by Caitlin Allen
January 8th, 2017, at 7:58 in the morning. My memories are still flooded with that morning, all vivid and haunting. I no longer can stay up late, because once sleep deprivation hits, the flashbacks and emotion crash down on me like a tidal wave.My luck ran out on
2:30 in the morning, I finish an episode of Black Mirror or Arrested Development after a couple episodes, and I am alone with my thoughts. What could have been done that night to save him? Is this even real? We were going to show First Level. How could this happen? My thoughts are clouded with questions and promises I never fulfilled.
Colic is not something any horse book could romanticize, nobody can make emptying a horse’s stomach through their nose sound appealing, or the crucial rectal exam sound beautiful. Colic is horrific, it’s painful, and ugly. For the first time that night, I felt the same pain he felt. My nose burned as I saw the tube slide through his, my throat felt dry, my stomach turned, and suddenly the world around me got dark and muffled. I was blacking out. The stress overwhelmed me as I watched this once noble Thoroughbred struggle for his life. The stress returns as that night replays in my head.
Suddenly, my thoughts take me to the morning of his final moments. Sitting in the clinic stall, crying into his mane and stroking him. Telling him about all my aspirations I had for him, how I couldn’t wait for him to meet my first boyfriend, showing First Level after he got a taste of showing, and how in my eyes, he was Valegro. He was the world’s best dressage horse with the potential to do so much, while others saw him as a dinky little OTTB ridden by a teenager who got a late start in dressage. At that moment, I knew he was my heart horse. I knew this was the horse whose purpose was to make me into the best rider I could be. He was here to teach me not just dressage, but great horsemanship. For the first time, I was grateful for every quirk he had that came from the track. I took it all for granted though, thinking I would have him in my life for longer than 9 months.
It ends, quickly. The last breath is exhaled as I sit there and stroke his face. I was the last thing he saw. I still vividly see his face and the large syringes. Him lying down for the final time is engrained in me. The final walk to the back of the vet facility lasts an eternity.
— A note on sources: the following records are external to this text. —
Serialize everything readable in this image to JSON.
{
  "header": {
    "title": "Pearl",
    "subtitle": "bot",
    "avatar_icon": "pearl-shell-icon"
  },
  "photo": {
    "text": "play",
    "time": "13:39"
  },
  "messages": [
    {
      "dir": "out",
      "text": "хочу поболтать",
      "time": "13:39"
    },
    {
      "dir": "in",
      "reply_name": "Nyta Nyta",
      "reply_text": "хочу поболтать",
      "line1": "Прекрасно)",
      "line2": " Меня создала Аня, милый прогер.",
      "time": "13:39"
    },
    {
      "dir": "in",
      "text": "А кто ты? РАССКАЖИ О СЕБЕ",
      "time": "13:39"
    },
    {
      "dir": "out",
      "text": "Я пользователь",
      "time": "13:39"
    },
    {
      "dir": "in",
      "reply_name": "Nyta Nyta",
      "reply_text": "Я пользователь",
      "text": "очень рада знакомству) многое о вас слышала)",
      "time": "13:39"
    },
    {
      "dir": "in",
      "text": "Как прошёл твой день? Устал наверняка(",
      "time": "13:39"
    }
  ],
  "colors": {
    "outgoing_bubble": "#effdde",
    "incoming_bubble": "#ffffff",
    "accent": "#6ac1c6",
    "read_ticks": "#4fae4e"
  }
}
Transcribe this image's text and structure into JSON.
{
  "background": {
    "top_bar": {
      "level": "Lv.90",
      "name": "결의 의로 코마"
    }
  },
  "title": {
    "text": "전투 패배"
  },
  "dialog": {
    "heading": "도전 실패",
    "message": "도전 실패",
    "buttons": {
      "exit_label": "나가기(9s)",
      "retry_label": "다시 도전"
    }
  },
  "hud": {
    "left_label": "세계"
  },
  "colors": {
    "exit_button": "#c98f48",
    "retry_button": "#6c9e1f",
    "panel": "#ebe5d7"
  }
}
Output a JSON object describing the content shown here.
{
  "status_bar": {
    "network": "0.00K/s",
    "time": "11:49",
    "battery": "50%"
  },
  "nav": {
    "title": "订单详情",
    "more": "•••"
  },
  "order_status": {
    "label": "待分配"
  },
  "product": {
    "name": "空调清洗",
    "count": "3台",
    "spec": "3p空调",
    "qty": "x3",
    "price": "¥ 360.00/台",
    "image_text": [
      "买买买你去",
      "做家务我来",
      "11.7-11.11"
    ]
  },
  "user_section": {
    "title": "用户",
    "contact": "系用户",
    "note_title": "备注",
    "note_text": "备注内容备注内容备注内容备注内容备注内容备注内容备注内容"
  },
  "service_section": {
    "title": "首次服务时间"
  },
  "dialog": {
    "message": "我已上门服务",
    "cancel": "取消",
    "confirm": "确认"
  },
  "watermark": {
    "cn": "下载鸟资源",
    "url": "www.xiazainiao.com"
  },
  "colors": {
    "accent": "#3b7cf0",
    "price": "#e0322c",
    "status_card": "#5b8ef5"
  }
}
One day, I will be able to be alone with my thoughts. One day, I won’t freeze up in the middle of class or work and become so overwhelmed with sadness, frustration, and anger as the last minute of his life interrupts my train of thought. One day, I’ll meet another horse, an unlikely partner that teaches me lessons I never realized were so crucial. Maybe I’ve already met that horse, or maybe I’ll meet that horse 10 years down the road. The 9 months I had with him were the best I’ve had in a long time, and nothing good lasts forever.
But for now, the memory of Perfect Luck lives on through me. Next time I hack in the park next to the barn, perhaps I’ll see him, enjoying the life he deserved and guiding me in those unexpected ways.
Caitlin Allen is a senior in high school. After graduation, she will be attending Champlain College in Burlington, VT, to study Cybersecurity. Caitlin is currently schooling 1st and 2nd level and will be showing 1st level this summer. She is a working student under a Danish Warmblood trainer and breeder in New Jersey with hopes of becoming a dressage professional one day.